::: Given records :::

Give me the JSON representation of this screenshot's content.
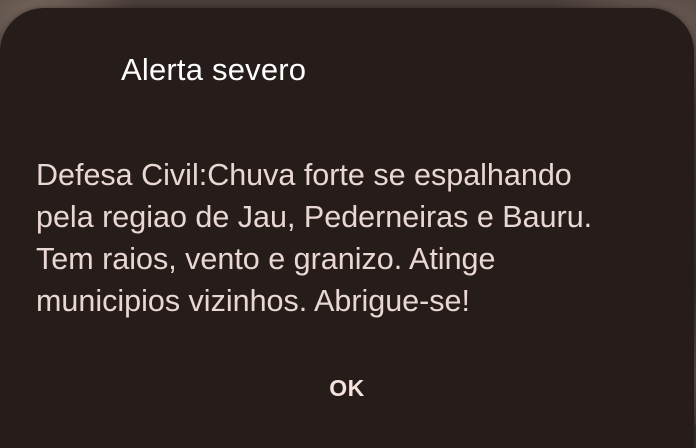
{
  "dialog": {
    "title": "Alerta severo",
    "message_lines": [
      "Defesa Civil:Chuva forte se espalhando",
      "pela regiao de Jau, Pederneiras e Bauru.",
      "Tem raios, vento e granizo. Atinge",
      "municipios vizinhos. Abrigue-se!"
    ],
    "ok_label": "OK"
  },
  "colors": {
    "dialog_background": "#261d1b",
    "title_text": "#ffffff",
    "body_text": "#e8d7d2",
    "button_text": "#f6e3dd"
  }
}
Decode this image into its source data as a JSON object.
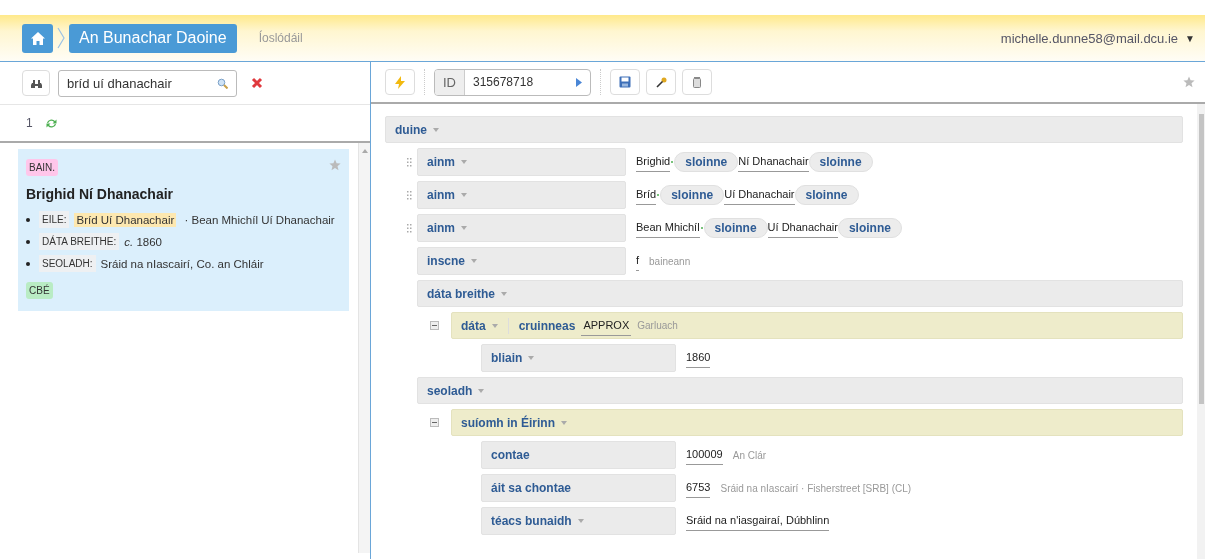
{
  "header": {
    "breadcrumb": "An Bunachar Daoine",
    "link": "Íoslódáil",
    "user": "michelle.dunne58@mail.dcu.ie",
    "user_caret": "▼"
  },
  "search": {
    "value": "bríd uí dhanachair"
  },
  "results": {
    "count": "1",
    "cards": [
      {
        "tag": "BAIN.",
        "name": "Brighid Ní Dhanachair",
        "starred": false,
        "facts": [
          {
            "label": "EILE:",
            "highlight": "Bríd Uí Dhanachair",
            "value": " · Bean Mhichíl Uí Dhanachair"
          },
          {
            "label": "DÁTA BREITHE:",
            "value": "*c.* 1860"
          },
          {
            "label": "SEOLADH:",
            "value": "Sráid na nIascairí, Co. an Chláir"
          }
        ],
        "source": "CBÉ"
      }
    ]
  },
  "editor": {
    "id_label": "ID",
    "id": "315678718",
    "starred": false,
    "tree": [
      {
        "kind": "group",
        "label": "duine",
        "caret": true,
        "children": [
          {
            "kind": "field",
            "label": "ainm",
            "caret": true,
            "handle": true,
            "parts": [
              {
                "kind": "text",
                "text": "Brighid"
              },
              {
                "kind": "dot"
              },
              {
                "kind": "chip",
                "text": "sloinne"
              },
              {
                "kind": "text",
                "text": "Ní Dhanachair"
              },
              {
                "kind": "chip",
                "text": "sloinne"
              }
            ]
          },
          {
            "kind": "field",
            "label": "ainm",
            "caret": true,
            "handle": true,
            "parts": [
              {
                "kind": "text",
                "text": "Bríd"
              },
              {
                "kind": "dot"
              },
              {
                "kind": "chip",
                "text": "sloinne"
              },
              {
                "kind": "text",
                "text": "Uí Dhanachair"
              },
              {
                "kind": "chip",
                "text": "sloinne"
              }
            ]
          },
          {
            "kind": "field",
            "label": "ainm",
            "caret": true,
            "handle": true,
            "parts": [
              {
                "kind": "text",
                "text": "Bean Mhichíl"
              },
              {
                "kind": "dot"
              },
              {
                "kind": "chip",
                "text": "sloinne"
              },
              {
                "kind": "text",
                "text": "Uí Dhanachair"
              },
              {
                "kind": "chip",
                "text": "sloinne"
              }
            ]
          },
          {
            "kind": "field",
            "label": "inscne",
            "caret": true,
            "handle": false,
            "parts": [
              {
                "kind": "text",
                "text": "f"
              },
              {
                "kind": "gloss",
                "text": "baineann"
              }
            ]
          },
          {
            "kind": "group",
            "label": "dáta breithe",
            "caret": true,
            "children": [
              {
                "kind": "subgroup",
                "label": "dáta",
                "caret": true,
                "expanded": true,
                "attr": {
                  "label": "cruinneas",
                  "value": "APPROX",
                  "gloss": "Garluach"
                },
                "children": [
                  {
                    "kind": "field",
                    "label": "bliain",
                    "caret": true,
                    "handle": false,
                    "parts": [
                      {
                        "kind": "text",
                        "text": "1860"
                      }
                    ]
                  }
                ]
              }
            ]
          },
          {
            "kind": "group",
            "label": "seoladh",
            "caret": true,
            "children": [
              {
                "kind": "subgroup",
                "label": "suíomh in Éirinn",
                "caret": true,
                "expanded": true,
                "children": [
                  {
                    "kind": "field",
                    "label": "contae",
                    "caret": false,
                    "handle": false,
                    "parts": [
                      {
                        "kind": "text",
                        "text": "100009"
                      },
                      {
                        "kind": "gloss",
                        "text": "An Clár"
                      }
                    ]
                  },
                  {
                    "kind": "field",
                    "label": "áit sa chontae",
                    "caret": false,
                    "handle": false,
                    "parts": [
                      {
                        "kind": "text",
                        "text": "6753"
                      },
                      {
                        "kind": "gloss",
                        "text": "Sráid na nIascairí · Fisherstreet [SRB] (CL)"
                      }
                    ]
                  },
                  {
                    "kind": "field",
                    "label": "téacs bunaidh",
                    "caret": true,
                    "handle": false,
                    "parts": [
                      {
                        "kind": "text",
                        "text": "Sráid na n'iasgairaí, Dúbhlinn"
                      }
                    ]
                  }
                ]
              }
            ]
          }
        ]
      }
    ]
  }
}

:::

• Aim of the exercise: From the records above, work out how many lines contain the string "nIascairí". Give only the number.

• Written solution: 2